Isabelle’s Eagle Scout Project & Dean's Story
When Isabelle, a member of Scouts BSA Troop 1211, was looking for ideas for her Eagle Scout project, she chose Avondale House as the beneficiary organization. In scouting, a boy or girl pursuing the rank of Eagle Scout (normally age 15-17) needs to organize and manage a worthwhile service project for a community organization. Each project is unique, but Eagle projects always involve coordination with the beneficiary organization to understand their desires, followed by weeks of planning and preparation, culminating in a big workday (or two) with volunteer workers.
Part of Isabelle's project involved building a new picnic table for Avondale’s newest residence. That is when a scouting friend asked Kurt Neubek if he would be willing to help. Since he is both an avid woodworker and has assisted at least a dozen Eagle Scout candidates (including his two sons) with their projects, he was delighted to be invited.
Kurt’s first introduction to scouting was when his oldest son, Dean, had just started at The Westview School for children on the autism spectrum. Dean was interested in joining scouting at his school, but there was no adult to lead the program that year. Kurt remembers explaining this to little Dean, who looked up with puppy dog eyes and said, “Daddy, maybe you can do that!” This began more than 15 years of wonderful experiences and adventures with his sons. Along the way Kurt also learned about many of the needs of people on the spectrum, with three years as Cubmaster at The Westview School, and several years of working with the wonderful people at RDIconnect, where Dean also interned.
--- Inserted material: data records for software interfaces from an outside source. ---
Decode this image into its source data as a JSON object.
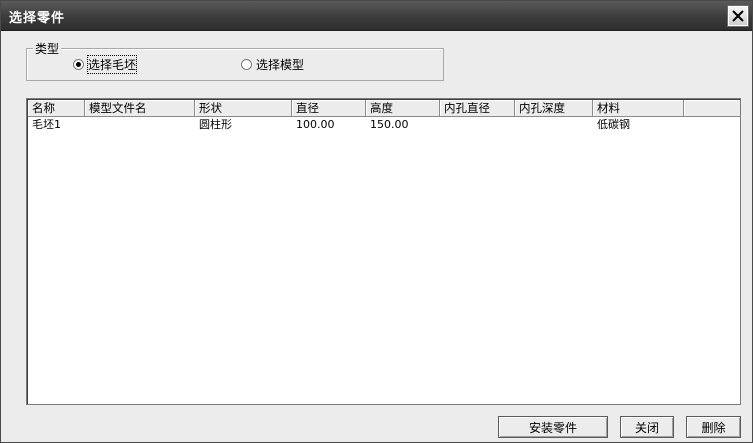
{
  "window": {
    "title": "选择零件"
  },
  "type_group": {
    "legend": "类型",
    "options": [
      {
        "label": "选择毛坯",
        "selected": true
      },
      {
        "label": "选择模型",
        "selected": false
      }
    ]
  },
  "table": {
    "columns": [
      "名称",
      "模型文件名",
      "形状",
      "直径",
      "高度",
      "内孔直径",
      "内孔深度",
      "材料"
    ],
    "rows": [
      [
        "毛坯1",
        "",
        "圆柱形",
        "100.00",
        "150.00",
        "",
        "",
        "低碳钢"
      ]
    ]
  },
  "buttons": {
    "install": "安装零件",
    "close": "关闭",
    "delete": "删除"
  }
}
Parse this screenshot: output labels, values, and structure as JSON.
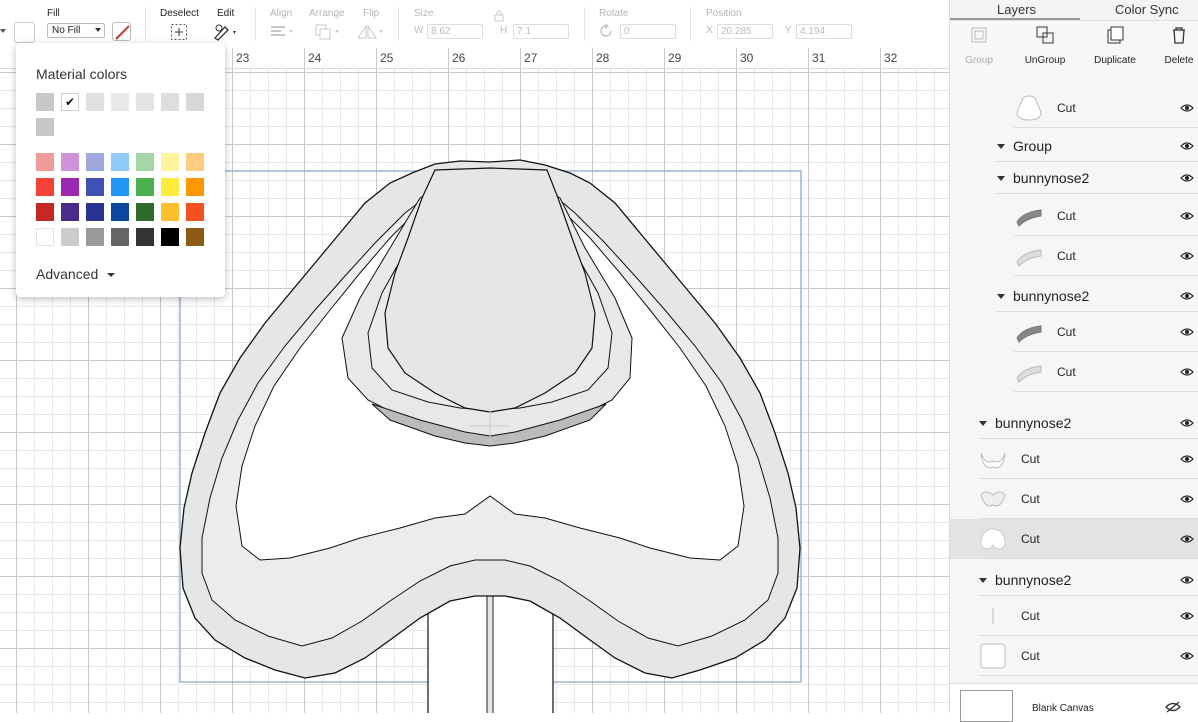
{
  "toolbar": {
    "fill_label": "Fill",
    "fill_select": "No Fill",
    "deselect_label": "Deselect",
    "edit_label": "Edit",
    "align_label": "Align",
    "arrange_label": "Arrange",
    "flip_label": "Flip",
    "size_label": "Size",
    "w_label": "W",
    "w_value": "8.62",
    "h_label": "H",
    "h_value": "7.1",
    "rotate_label": "Rotate",
    "rotate_value": "0",
    "position_label": "Position",
    "x_label": "X",
    "x_value": "20.285",
    "y_label": "Y",
    "y_value": "4.194"
  },
  "ruler": {
    "numbers": [
      "23",
      "24",
      "25",
      "26",
      "27",
      "28",
      "29",
      "30",
      "31",
      "32"
    ]
  },
  "color_popup": {
    "title": "Material colors",
    "advanced_label": "Advanced",
    "greys": [
      "#c8c8c8",
      "#ffffff",
      "#e0e0e0",
      "#e8e8e8",
      "#e4e4e4",
      "#dedede",
      "#d8d8d8",
      "#c6c6c6"
    ],
    "palette": [
      [
        "#ef9a9a",
        "#ce93d8",
        "#9fa8da",
        "#90caf9",
        "#a5d6a7",
        "#fff59d",
        "#ffcc80"
      ],
      [
        "#f44336",
        "#9c27b0",
        "#3f51b5",
        "#2196f3",
        "#4caf50",
        "#ffeb3b",
        "#ff9800"
      ],
      [
        "#c62828",
        "#4a2a8a",
        "#283593",
        "#0d47a1",
        "#2e6b2a",
        "#fbc02d",
        "#f4511e"
      ],
      [
        "#ffffff",
        "#cccccc",
        "#9a9a9a",
        "#666666",
        "#333333",
        "#000000",
        "#8b5a14"
      ]
    ]
  },
  "panel": {
    "tabs": [
      "Layers",
      "Color Sync"
    ],
    "actions": [
      {
        "label": "Group",
        "icon": "group-icon"
      },
      {
        "label": "UnGroup",
        "icon": "ungroup-icon"
      },
      {
        "label": "Duplicate",
        "icon": "duplicate-icon"
      },
      {
        "label": "Delete",
        "icon": "trash-icon"
      }
    ],
    "layers": [
      {
        "label": "Cut"
      },
      {
        "label": "Group"
      },
      {
        "label": "bunnynose2"
      },
      {
        "label": "Cut"
      },
      {
        "label": "Cut"
      },
      {
        "label": "bunnynose2"
      },
      {
        "label": "Cut"
      },
      {
        "label": "Cut"
      },
      {
        "label": "bunnynose2"
      },
      {
        "label": "Cut"
      },
      {
        "label": "Cut"
      },
      {
        "label": "Cut"
      },
      {
        "label": "bunnynose2"
      },
      {
        "label": "Cut"
      },
      {
        "label": "Cut"
      }
    ],
    "blank_canvas_label": "Blank Canvas"
  },
  "colors": {
    "accent": "#c0392b",
    "selection_box": "#9bb7d4"
  }
}
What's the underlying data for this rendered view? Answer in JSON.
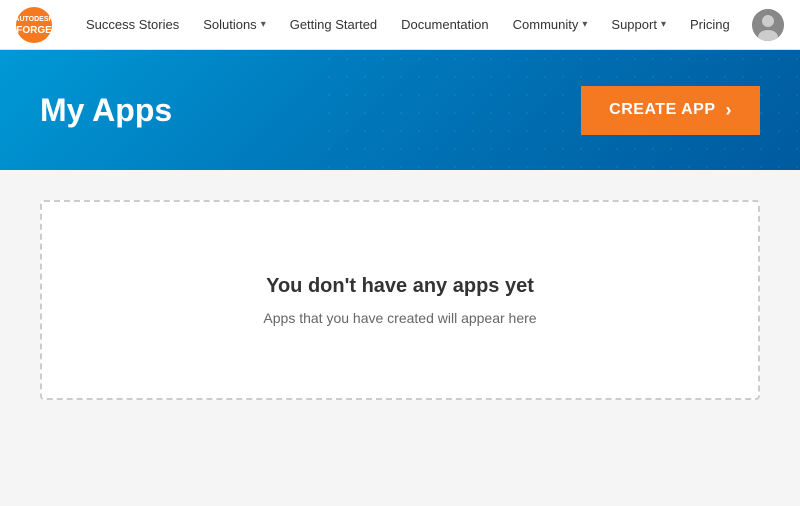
{
  "navbar": {
    "brand": {
      "autodesk": "AUTODESK®",
      "forge": "FORGE"
    },
    "links": [
      {
        "label": "Success Stories",
        "hasDropdown": false
      },
      {
        "label": "Solutions",
        "hasDropdown": true
      },
      {
        "label": "Getting Started",
        "hasDropdown": false
      },
      {
        "label": "Documentation",
        "hasDropdown": false
      },
      {
        "label": "Community",
        "hasDropdown": true
      },
      {
        "label": "Support",
        "hasDropdown": true
      },
      {
        "label": "Pricing",
        "hasDropdown": false
      }
    ]
  },
  "hero": {
    "title": "My Apps",
    "create_button_label": "CREATE APP"
  },
  "empty_state": {
    "title": "You don't have any apps yet",
    "subtitle": "Apps that you have created will appear here"
  },
  "colors": {
    "orange": "#f47920",
    "blue_dark": "#005a9e",
    "blue_mid": "#0099d6"
  }
}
Sadly, in late 2020, after graduating from college with a degree in Psychology, Dean passed away. However, he left a legacy of love and kindness that continues today. In early 2021, after Kurt had agreed to help Isabelle with her Eagle project, a friend asked him, “Let me get this straight: Dean was on the autism spectrum, and he got you involved in scouting. And after he passed, you agreed to help a scout with her Eagle project—which turned out to be helping people with autism and you don’t think that’s a coincidence?” Kurt replied, “Of course it’s not a coincidence!” She then suggested that he find a way to ‘leave Dean’s mark’ on the project.
Dean liked to draw a particular smiley face, and it became a signature drawing of his. It occurred to Kurt that making a branding iron of this icon and putting it on the table would be a wonderful way of including Dean. So when you see the smiley faces on the picnic table, know that’s Dean, a young man on the spectrum, sharing his smile with you!